March 14, 2005
Reich vs. Religion
Martin E. Marty
The text for this morning's meditation comes from Robert Reich, Secretary of Labor during the first Clinton administration. Reich writes: "The great conflict of the 21st century may be between the West and terrorism. But terrorism is a tactic, not a belief. The underlying battle will be between modern civilization and anti-modernist fanatics; between those who believe in the primacy of the individual and those who believe that human beings owe blind allegiance to a higher authority; between those who give priority to life in this world and those who believe that human life is no more than preparation for an existence beyond life; between those who believe that truth is revealed solely through scripture and religious dogma, and those who rely primarily on science, reason, and logic. Terrorism will disrupt and destroy lives. But terrorism is not the only danger we face" ("Bush's God," The American Prospect, July 1, 2004).
James Skillen is full of red-faced, high-blood-pressure anger over Reich's "red-faced, high-blood-pressure anger," as am I in my own moderate Swiss way. Skillen finds Reich writing against conservative religionists: "Reich's concern over the politicization of churches and other non-profit organizations is quite legitimate," but it comes embedded in "such anti-religious extremism that one can hardly distinguish it from religious bigotry itself." Skillen faults Reich for seeing "only two roads one can follow, the old road to a dark hell or the road to a sane, rational, and nonreligious life in this world" (Prism 2005). And fault him, Skillen should.
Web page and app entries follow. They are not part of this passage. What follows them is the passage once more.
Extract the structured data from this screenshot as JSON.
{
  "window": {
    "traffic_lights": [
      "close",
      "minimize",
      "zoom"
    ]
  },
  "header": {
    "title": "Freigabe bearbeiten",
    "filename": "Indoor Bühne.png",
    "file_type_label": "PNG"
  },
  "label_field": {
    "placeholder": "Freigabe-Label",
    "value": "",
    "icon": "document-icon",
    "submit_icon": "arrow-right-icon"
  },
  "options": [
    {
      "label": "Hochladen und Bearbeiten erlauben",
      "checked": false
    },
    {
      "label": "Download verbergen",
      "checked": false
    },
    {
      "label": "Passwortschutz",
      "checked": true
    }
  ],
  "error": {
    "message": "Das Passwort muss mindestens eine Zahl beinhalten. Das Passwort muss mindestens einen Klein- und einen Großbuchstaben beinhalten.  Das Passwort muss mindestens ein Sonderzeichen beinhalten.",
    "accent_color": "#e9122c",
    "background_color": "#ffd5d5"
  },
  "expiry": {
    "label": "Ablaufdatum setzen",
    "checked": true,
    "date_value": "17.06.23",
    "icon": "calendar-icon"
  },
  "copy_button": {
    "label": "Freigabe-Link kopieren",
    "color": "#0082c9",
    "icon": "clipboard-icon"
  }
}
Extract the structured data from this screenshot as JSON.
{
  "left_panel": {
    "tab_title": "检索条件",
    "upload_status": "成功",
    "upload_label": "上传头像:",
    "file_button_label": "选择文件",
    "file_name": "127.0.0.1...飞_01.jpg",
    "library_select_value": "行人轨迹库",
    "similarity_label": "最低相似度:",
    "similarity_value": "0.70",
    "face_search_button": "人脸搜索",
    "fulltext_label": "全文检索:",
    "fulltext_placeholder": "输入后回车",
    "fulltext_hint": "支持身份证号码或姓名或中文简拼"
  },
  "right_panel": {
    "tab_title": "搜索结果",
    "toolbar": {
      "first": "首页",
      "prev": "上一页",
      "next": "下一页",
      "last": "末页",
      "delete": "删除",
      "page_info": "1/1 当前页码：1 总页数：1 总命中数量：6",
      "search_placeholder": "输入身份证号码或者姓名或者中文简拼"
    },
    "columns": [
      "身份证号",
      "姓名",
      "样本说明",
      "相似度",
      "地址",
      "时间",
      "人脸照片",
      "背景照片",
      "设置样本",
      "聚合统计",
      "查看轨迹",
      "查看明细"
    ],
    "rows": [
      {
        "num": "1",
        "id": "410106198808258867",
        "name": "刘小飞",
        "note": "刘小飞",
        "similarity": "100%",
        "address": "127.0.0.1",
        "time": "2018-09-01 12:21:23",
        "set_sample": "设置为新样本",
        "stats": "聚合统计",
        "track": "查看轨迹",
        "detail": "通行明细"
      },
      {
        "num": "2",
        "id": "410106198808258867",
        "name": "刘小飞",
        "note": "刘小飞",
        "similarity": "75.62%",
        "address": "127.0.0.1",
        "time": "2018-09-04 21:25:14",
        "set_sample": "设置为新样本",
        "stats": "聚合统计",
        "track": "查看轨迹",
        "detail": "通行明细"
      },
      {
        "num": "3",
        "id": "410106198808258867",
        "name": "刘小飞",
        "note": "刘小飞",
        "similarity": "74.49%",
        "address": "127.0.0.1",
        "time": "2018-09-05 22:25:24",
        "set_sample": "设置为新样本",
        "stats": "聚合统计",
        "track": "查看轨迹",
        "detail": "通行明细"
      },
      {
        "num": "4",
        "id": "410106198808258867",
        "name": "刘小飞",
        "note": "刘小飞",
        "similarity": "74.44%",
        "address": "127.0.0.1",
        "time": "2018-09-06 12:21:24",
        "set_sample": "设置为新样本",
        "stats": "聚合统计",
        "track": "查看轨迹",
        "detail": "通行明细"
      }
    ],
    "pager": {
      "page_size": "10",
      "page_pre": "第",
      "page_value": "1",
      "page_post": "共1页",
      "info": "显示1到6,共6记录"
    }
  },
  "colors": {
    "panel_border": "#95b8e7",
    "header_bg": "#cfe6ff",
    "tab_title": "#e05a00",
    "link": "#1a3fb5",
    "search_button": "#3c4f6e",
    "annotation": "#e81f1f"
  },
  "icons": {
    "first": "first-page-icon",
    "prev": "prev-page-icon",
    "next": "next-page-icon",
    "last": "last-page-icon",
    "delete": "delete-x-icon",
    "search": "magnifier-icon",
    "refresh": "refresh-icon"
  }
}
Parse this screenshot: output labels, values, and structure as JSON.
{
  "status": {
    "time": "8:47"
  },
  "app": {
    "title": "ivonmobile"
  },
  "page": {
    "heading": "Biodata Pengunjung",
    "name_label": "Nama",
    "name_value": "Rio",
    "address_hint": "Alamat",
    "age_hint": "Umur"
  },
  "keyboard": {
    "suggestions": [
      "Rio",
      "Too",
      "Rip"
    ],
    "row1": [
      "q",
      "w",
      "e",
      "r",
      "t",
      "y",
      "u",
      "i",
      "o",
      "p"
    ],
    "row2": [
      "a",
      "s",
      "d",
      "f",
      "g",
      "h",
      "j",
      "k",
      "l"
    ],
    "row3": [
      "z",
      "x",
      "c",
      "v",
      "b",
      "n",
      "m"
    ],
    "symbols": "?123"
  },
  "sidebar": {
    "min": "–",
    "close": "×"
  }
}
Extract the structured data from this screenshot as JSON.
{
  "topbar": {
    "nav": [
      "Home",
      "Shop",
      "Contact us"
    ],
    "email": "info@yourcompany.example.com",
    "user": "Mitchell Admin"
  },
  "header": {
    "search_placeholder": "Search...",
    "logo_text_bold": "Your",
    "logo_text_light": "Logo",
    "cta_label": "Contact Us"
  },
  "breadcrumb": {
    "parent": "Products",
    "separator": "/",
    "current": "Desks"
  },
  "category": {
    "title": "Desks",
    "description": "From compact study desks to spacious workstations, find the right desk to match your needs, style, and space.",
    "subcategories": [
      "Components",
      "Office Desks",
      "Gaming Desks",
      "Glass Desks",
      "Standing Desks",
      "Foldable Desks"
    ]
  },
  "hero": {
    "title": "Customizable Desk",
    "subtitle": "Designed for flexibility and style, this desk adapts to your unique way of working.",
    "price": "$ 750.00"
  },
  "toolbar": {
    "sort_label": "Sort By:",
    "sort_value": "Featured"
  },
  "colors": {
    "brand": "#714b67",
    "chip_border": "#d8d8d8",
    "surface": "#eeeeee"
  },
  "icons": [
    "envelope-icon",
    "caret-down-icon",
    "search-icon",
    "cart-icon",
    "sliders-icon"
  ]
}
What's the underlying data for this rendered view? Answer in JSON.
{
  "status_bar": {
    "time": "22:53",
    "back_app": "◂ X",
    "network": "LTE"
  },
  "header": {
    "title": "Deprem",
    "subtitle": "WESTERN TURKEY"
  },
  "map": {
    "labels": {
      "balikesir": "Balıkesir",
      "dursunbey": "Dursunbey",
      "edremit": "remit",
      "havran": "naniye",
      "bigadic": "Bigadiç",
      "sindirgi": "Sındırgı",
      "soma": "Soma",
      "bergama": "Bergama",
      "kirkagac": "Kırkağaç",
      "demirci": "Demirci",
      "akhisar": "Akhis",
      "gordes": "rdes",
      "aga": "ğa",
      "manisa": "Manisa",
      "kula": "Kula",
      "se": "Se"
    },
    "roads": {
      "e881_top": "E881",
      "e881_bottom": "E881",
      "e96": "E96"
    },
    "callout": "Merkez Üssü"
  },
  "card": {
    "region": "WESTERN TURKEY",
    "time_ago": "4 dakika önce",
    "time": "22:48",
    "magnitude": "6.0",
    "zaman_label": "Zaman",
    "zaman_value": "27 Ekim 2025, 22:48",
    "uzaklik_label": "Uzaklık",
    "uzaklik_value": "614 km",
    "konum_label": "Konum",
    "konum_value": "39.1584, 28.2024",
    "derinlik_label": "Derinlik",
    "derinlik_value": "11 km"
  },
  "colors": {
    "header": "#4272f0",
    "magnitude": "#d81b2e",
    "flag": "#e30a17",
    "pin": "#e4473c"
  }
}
Ho! all ye evangelicals, fundamentalists, Pentecostalists, Baptists, conservatives, mainline Protestants, Catholics, Orthodox, Mormons, Jews, Muslims, African-American Protestants, and "Others"! Many of you/us do have high views of biblical authority. Some of you/us may be rude and crude and even exclusivist in expressions of support for them. But consider this question: In organizations like World Vision, Bread for the World, Opportunity International, and groups to their right who support allegiance to a higher authority and response to truth as revealed in scripture and dogma, how many people could Reich find who also exclude response to science, reason, and logic, people who look like "fanatics"? (Answer: some.)
The line from Reich that concerns me most involves his nineteenth-century view of some nineteenth-century faith of those who "believe that human life is no more than preparation for an existence beyond life ...." That kind of distancing otherworldliness was pervasive back when Karl Marx and his colleagues saw religion as the opium of the people -- a pie-in-the-sky distraction from earthly concerns. It was still characteristic of many conservative Protestants ("evangelical," "fundamentalist," "Pentecostal") about whom I was writing in the 1950s.
But has Reich not noticed that almost all of these religionists today certainly do make bold and often charitable moves in the present world? Is Reich, at whose side I would often find myself politically, not aware of how "this-worldly" many evangelicals have become?
Some days some moderates wish this kind of religion would retreat into otherworldliness. Yet, for all their often egregious faults, religionists, including those who believe in "an existence beyond life," are in there pitching in this life, as agents of mercy unambiguously and justice ambiguously -- only some of them misguided.
Martin E. Marty's biography, current projects, upcoming events, publications,
and contact information can be found at www.illuminos.com.